The Coinage of Belief
One of the leading websites dealing with spirituality is called Beliefnet.com. I find the name of this website to be instructive because it assumes that beliefs lie at the core of the spiritual experience. This assumption seems to inform everyday life as well; if someone wants to know what “spiritual path” you are on they will commonly ask “what do you believe”?
I have been advised by my channelled teachers to hold as few beliefs as possible. Their advice rings very true for me.

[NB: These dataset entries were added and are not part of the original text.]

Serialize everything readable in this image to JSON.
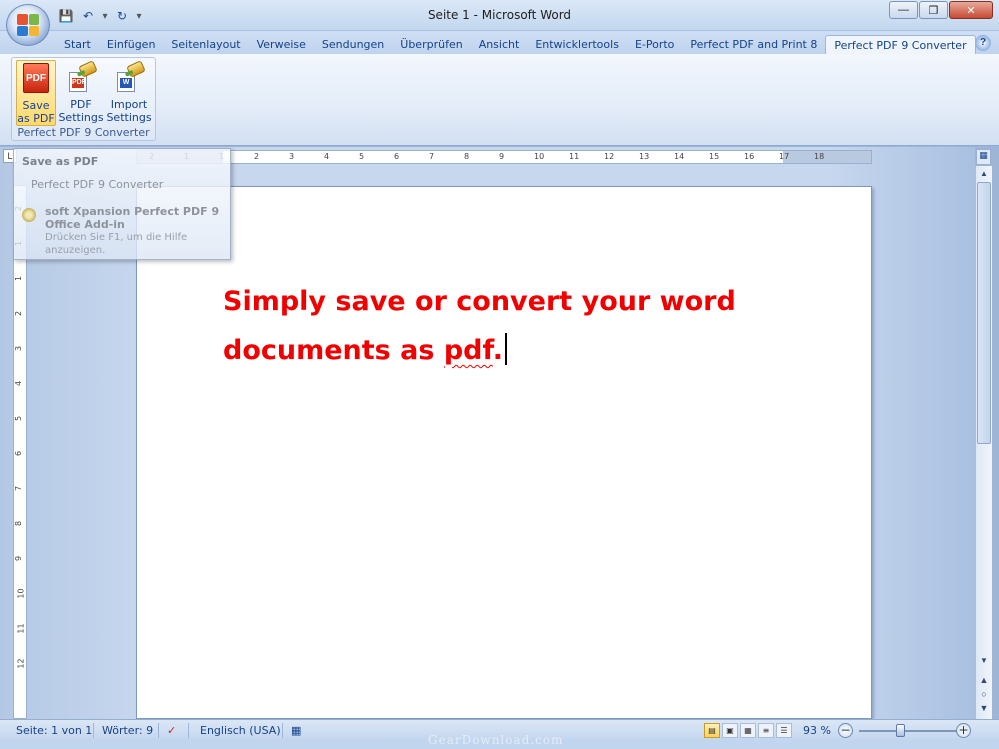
{
  "window": {
    "title": "Seite 1 - Microsoft Word"
  },
  "quick_access": {
    "save_icon": "save-icon",
    "undo_icon": "undo-icon",
    "redo_icon": "redo-icon"
  },
  "tabs": [
    {
      "label": "Start"
    },
    {
      "label": "Einfügen"
    },
    {
      "label": "Seitenlayout"
    },
    {
      "label": "Verweise"
    },
    {
      "label": "Sendungen"
    },
    {
      "label": "Überprüfen"
    },
    {
      "label": "Ansicht"
    },
    {
      "label": "Entwicklertools"
    },
    {
      "label": "E-Porto"
    },
    {
      "label": "Perfect PDF and Print 8"
    },
    {
      "label": "Perfect PDF 9 Converter"
    }
  ],
  "ribbon": {
    "group_label": "Perfect PDF 9 Converter",
    "buttons": [
      {
        "line1": "Save",
        "line2": "as PDF",
        "icon_text": "PDF"
      },
      {
        "line1": "PDF",
        "line2": "Settings",
        "icon_text": "PDF"
      },
      {
        "line1": "Import",
        "line2": "Settings",
        "icon_text": "W"
      }
    ]
  },
  "tooltip": {
    "title": "Save as PDF",
    "subtitle": "Perfect PDF 9 Converter",
    "addin_name": "soft Xpansion Perfect PDF 9 Office Add-in",
    "help": "Drücken Sie F1, um die Hilfe anzuzeigen."
  },
  "document": {
    "line1": "Simply save or convert your word",
    "line2_prefix": "documents as ",
    "line2_spell": "pdf",
    "line2_suffix": ".",
    "text_color": "#f20000"
  },
  "ruler": {
    "h_numbers": [
      "2",
      "1",
      "1",
      "2",
      "3",
      "4",
      "5",
      "6",
      "7",
      "8",
      "9",
      "10",
      "11",
      "12",
      "13",
      "14",
      "15",
      "16",
      "17",
      "18"
    ],
    "v_numbers": [
      "2",
      "1",
      "1",
      "2",
      "3",
      "4",
      "5",
      "6",
      "7",
      "8",
      "9",
      "10",
      "11",
      "12"
    ]
  },
  "statusbar": {
    "page": "Seite: 1 von 1",
    "words": "Wörter: 9",
    "language": "Englisch (USA)",
    "zoom": "93 %"
  },
  "watermark": "GearDownload.com"
}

As far back as I can remember, I came to the conclusion that the coinage of belief was cheap; that what many believed (and in some cases what they would die for) was largely the product of what they had been taught or conditioned to accept; not what they had actually experienced. Back in junior high school, it occured to me that the people who professed great certaintly in a particular religious belief, would probably be just as committed to a seemingly contradictory belief, had different parents mistakenly picked them up from the hospitial at birth. The devout Muslim might be telling folks that they had to accept Jesus into their heart to escape eternal damnation; the devout Jew might firmly believe that Mohammed was the Messenger of Allah; the Hindu might now be proclaiming that Catholicism was the one true religion.
Contrast this, if you will, with what people tell us upon returning from near death experiences. NDE’rs do not tell us that they “believe” that life continues after death, or that they “believe” that they encountered a Light of indescribable love. They tell us that they know these things with the deepest knowing one can have. Research has shown that these experiences have a profound impact on NDE’rs; much more profound than any of the beliefs that they previously might have professed. This is because these experiences do not come from a mental/emotional level; but from a much deeper level; what many of us refer to as the soul.

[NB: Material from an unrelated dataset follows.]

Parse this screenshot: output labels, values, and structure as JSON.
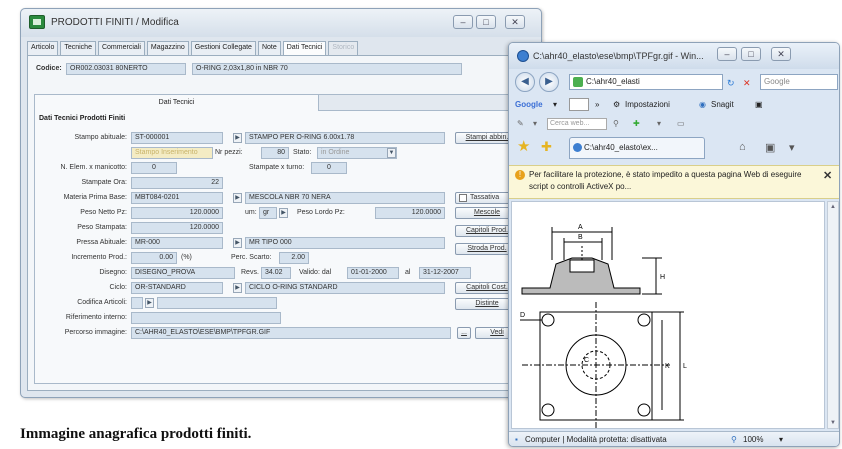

I believe (there I go again) that we are moving from a belief-based spirituality to an experience-based spirituality and I am quite happy about this.
After all, I have never met an NDE’r who came back and said, “Thank God I’m a Presbyterian”!